Work to be completed ▸
Carry over every entry exactly as it appears in the records.

Component data from apps and pages

========================

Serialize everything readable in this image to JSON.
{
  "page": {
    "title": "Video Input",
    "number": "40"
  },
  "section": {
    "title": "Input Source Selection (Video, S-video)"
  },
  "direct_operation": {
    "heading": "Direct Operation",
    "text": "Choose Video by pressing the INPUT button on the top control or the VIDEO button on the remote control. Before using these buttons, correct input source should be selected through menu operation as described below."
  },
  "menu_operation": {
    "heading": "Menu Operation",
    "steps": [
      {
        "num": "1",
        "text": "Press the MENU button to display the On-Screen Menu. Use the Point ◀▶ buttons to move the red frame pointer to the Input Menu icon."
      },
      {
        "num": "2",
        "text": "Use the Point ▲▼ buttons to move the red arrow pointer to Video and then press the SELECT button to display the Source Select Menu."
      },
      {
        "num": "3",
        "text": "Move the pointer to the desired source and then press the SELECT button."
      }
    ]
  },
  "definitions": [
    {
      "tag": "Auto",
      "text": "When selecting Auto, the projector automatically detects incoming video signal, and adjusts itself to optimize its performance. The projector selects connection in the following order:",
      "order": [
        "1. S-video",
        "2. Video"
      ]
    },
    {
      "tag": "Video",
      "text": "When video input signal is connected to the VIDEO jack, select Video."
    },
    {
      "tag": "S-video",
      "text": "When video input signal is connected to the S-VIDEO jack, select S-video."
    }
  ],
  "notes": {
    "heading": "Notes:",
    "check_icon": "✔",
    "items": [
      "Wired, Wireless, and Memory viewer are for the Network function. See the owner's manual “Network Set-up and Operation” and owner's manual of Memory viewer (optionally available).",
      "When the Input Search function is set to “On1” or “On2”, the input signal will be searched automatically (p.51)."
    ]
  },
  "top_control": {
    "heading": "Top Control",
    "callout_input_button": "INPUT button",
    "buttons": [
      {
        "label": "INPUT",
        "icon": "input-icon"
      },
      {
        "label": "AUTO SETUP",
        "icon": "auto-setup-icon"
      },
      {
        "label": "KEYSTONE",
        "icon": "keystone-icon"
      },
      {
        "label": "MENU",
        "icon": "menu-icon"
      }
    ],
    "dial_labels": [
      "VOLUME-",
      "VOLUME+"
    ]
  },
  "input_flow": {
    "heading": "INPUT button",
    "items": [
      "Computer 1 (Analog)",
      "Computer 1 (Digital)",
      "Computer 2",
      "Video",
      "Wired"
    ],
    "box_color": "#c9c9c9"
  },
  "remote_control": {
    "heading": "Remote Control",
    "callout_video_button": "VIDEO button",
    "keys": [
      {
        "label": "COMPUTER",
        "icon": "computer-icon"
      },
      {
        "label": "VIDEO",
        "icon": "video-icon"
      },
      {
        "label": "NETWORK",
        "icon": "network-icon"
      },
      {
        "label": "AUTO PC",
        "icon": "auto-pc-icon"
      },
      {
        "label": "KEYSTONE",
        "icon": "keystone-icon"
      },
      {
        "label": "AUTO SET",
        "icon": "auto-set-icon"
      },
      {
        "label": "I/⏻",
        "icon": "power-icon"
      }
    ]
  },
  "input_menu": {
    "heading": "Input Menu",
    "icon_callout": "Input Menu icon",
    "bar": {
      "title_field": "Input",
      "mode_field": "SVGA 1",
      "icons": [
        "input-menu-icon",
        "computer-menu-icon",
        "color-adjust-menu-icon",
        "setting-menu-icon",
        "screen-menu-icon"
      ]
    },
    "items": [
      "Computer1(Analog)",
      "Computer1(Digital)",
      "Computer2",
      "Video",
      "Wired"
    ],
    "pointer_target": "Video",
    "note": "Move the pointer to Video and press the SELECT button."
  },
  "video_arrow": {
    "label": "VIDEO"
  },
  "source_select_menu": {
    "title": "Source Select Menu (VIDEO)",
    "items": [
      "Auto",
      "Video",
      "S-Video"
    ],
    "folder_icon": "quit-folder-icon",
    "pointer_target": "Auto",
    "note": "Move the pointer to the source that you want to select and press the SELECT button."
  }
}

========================

Final answer ▸
Serialize everything readable in this image to JSON.
{
  "page": {
    "title": "Video Input",
    "number": "40"
  },
  "section": {
    "title": "Input Source Selection (Video, S-video)"
  },
  "direct_operation": {
    "heading": "Direct Operation",
    "text": "Choose Video by pressing the INPUT button on the top control or the VIDEO button on the remote control. Before using these buttons, correct input source should be selected through menu operation as described below."
  },
  "menu_operation": {
    "heading": "Menu Operation",
    "steps": [
      {
        "num": "1",
        "text": "Press the MENU button to display the On-Screen Menu. Use the Point ◀▶ buttons to move the red frame pointer to the Input Menu icon."
      },
      {
        "num": "2",
        "text": "Use the Point ▲▼ buttons to move the red arrow pointer to Video and then press the SELECT button to display the Source Select Menu."
      },
      {
        "num": "3",
        "text": "Move the pointer to the desired source and then press the SELECT button."
      }
    ]
  },
  "definitions": [
    {
      "tag": "Auto",
      "text": "When selecting Auto, the projector automatically detects incoming video signal, and adjusts itself to optimize its performance. The projector selects connection in the following order:",
      "order": [
        "1. S-video",
        "2. Video"
      ]
    },
    {
      "tag": "Video",
      "text": "When video input signal is connected to the VIDEO jack, select Video."
    },
    {
      "tag": "S-video",
      "text": "When video input signal is connected to the S-VIDEO jack, select S-video."
    }
  ],
  "notes": {
    "heading": "Notes:",
    "check_icon": "✔",
    "items": [
      "Wired, Wireless, and Memory viewer are for the Network function. See the owner's manual “Network Set-up and Operation” and owner's manual of Memory viewer (optionally available).",
      "When the Input Search function is set to “On1” or “On2”, the input signal will be searched automatically (p.51)."
    ]
  },
  "top_control": {
    "heading": "Top Control",
    "callout_input_button": "INPUT button",
    "buttons": [
      {
        "label": "INPUT",
        "icon": "input-icon"
      },
      {
        "label": "AUTO SETUP",
        "icon": "auto-setup-icon"
      },
      {
        "label": "KEYSTONE",
        "icon": "keystone-icon"
      },
      {
        "label": "MENU",
        "icon": "menu-icon"
      }
    ],
    "dial_labels": [
      "VOLUME-",
      "VOLUME+"
    ]
  },
  "input_flow": {
    "heading": "INPUT button",
    "items": [
      "Computer 1 (Analog)",
      "Computer 1 (Digital)",
      "Computer 2",
      "Video",
      "Wired"
    ],
    "box_color": "#c9c9c9"
  },
  "remote_control": {
    "heading": "Remote Control",
    "callout_video_button": "VIDEO button",
    "keys": [
      {
        "label": "COMPUTER",
        "icon": "computer-icon"
      },
      {
        "label": "VIDEO",
        "icon": "video-icon"
      },
      {
        "label": "NETWORK",
        "icon": "network-icon"
      },
      {
        "label": "AUTO PC",
        "icon": "auto-pc-icon"
      },
      {
        "label": "KEYSTONE",
        "icon": "keystone-icon"
      },
      {
        "label": "AUTO SET",
        "icon": "auto-set-icon"
      },
      {
        "label": "I/⏻",
        "icon": "power-icon"
      }
    ]
  },
  "input_menu": {
    "heading": "Input Menu",
    "icon_callout": "Input Menu icon",
    "bar": {
      "title_field": "Input",
      "mode_field": "SVGA 1",
      "icons": [
        "input-menu-icon",
        "computer-menu-icon",
        "color-adjust-menu-icon",
        "setting-menu-icon",
        "screen-menu-icon"
      ]
    },
    "items": [
      "Computer1(Analog)",
      "Computer1(Digital)",
      "Computer2",
      "Video",
      "Wired"
    ],
    "pointer_target": "Video",
    "note": "Move the pointer to Video and press the SELECT button."
  },
  "video_arrow": {
    "label": "VIDEO"
  },
  "source_select_menu": {
    "title": "Source Select Menu (VIDEO)",
    "items": [
      "Auto",
      "Video",
      "S-Video"
    ],
    "folder_icon": "quit-folder-icon",
    "pointer_target": "Auto",
    "note": "Move the pointer to the source that you want to select and press the SELECT button."
  }
}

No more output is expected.